NEWS 8 EXCLUSIVE
FORT WORTH — Sharkara Guinn Johnson walked slowly down a ramp leading to a stone and concrete dam across the river at Trinity Park. She dabbed at her eyes.
Tuesday morning's visit was her first to the site where her daughter drowned in January.
"I really couldn't bring myself to do it," she said. "I've wanted to so many times."
"It doesn't look like it would sweep you away," she added, after taking it all in. "Doesn't look strong enough to sweep you away."
Water is calm above the dam, but rushes through a chute in the middle, just a few inches deep, and wide enough for a canoe.
Brandy Johnson, 19, was pregnant, and desperate to get to a job interview on the east side of the river when she tried to make it across that chute.

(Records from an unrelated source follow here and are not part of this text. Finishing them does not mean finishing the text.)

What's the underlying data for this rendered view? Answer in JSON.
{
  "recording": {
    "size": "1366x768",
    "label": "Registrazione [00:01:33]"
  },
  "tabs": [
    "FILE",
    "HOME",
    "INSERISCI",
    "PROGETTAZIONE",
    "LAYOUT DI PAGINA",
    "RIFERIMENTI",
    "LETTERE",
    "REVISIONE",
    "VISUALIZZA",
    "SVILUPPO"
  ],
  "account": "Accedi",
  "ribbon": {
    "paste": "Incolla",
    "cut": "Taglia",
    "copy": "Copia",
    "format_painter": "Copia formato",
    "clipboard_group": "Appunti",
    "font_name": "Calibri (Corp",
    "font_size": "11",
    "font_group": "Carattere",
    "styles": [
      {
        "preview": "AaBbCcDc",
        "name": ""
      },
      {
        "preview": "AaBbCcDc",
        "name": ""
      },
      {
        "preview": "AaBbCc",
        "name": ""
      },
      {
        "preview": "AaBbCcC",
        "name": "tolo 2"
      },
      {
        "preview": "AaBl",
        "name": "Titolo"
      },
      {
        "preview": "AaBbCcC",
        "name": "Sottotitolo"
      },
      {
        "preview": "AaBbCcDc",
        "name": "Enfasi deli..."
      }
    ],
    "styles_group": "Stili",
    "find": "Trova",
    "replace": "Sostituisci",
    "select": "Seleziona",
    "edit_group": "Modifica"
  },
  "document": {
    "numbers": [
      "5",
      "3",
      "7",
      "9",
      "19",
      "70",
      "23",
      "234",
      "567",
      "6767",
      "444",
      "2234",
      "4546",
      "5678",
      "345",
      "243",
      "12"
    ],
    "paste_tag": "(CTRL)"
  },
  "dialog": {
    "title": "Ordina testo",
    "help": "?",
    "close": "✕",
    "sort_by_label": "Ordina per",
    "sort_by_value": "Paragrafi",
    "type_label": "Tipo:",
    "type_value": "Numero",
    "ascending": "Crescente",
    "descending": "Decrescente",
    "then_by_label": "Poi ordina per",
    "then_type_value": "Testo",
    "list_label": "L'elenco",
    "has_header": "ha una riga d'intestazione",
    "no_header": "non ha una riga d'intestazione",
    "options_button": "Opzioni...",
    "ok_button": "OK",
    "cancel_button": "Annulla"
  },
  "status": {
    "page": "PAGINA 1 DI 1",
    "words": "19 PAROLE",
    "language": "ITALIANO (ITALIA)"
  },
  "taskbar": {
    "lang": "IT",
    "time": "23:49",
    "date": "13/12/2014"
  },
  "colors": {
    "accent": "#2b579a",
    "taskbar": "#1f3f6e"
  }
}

"Those stairs are saying 'come on down,'" Mrs. Guinn Johnson said, gesturing at the stone steps leading down to the dam. Brandy tried to cross a low water dam not meant to be a crossing.
Before visiting the Trinity, Guinn Johnson addressed a meeting of the Tarrant Regional Water District board.
"I would like to ask you," she began nervously, "if there are any plans to alleviate the invitation that that section of the river presents to the public?"
She wasn't alone.
A man named Andy Nold also rose to speak. Nold couldn't get to Brandy Johnson when he saw her thrash and scream and disappear in the water.
Nold was six floors up. His office overlooks the site where three people have drowned and others nearly died in recent years.
Still, he wonders if he did all he could by calling 911 and racing to the river. So he put the same question to the TRWD board.
"Next time you hear of a problem at this crossing have you done everything to make sure it doesn't happen again?" Nold asked.
"We are very concerned about anyone losing their life, of course," replied board president Victor Henderson.
The water district did add several more warning signs a few days ago, but says it can't put barriers in the floodway. It's working on collapsible signs that would be more prominent.
Brandy's mom believes there must be some way to save another family from her pain; pain made worse by what happened last July 4. Her son, now 11, was pulled unconscious from a swimming pool. It wasn't clear he would survive. She said he spent five days in intensive care.
Sharkara Guinn Johnson isn't just wondering how much she can do. She's wondering how much she can take.
Her thoughts poured out as she stared into the river reflecting the sky.
"In the end, my daughter is still gone. And whatever I didn't have, I still won't have."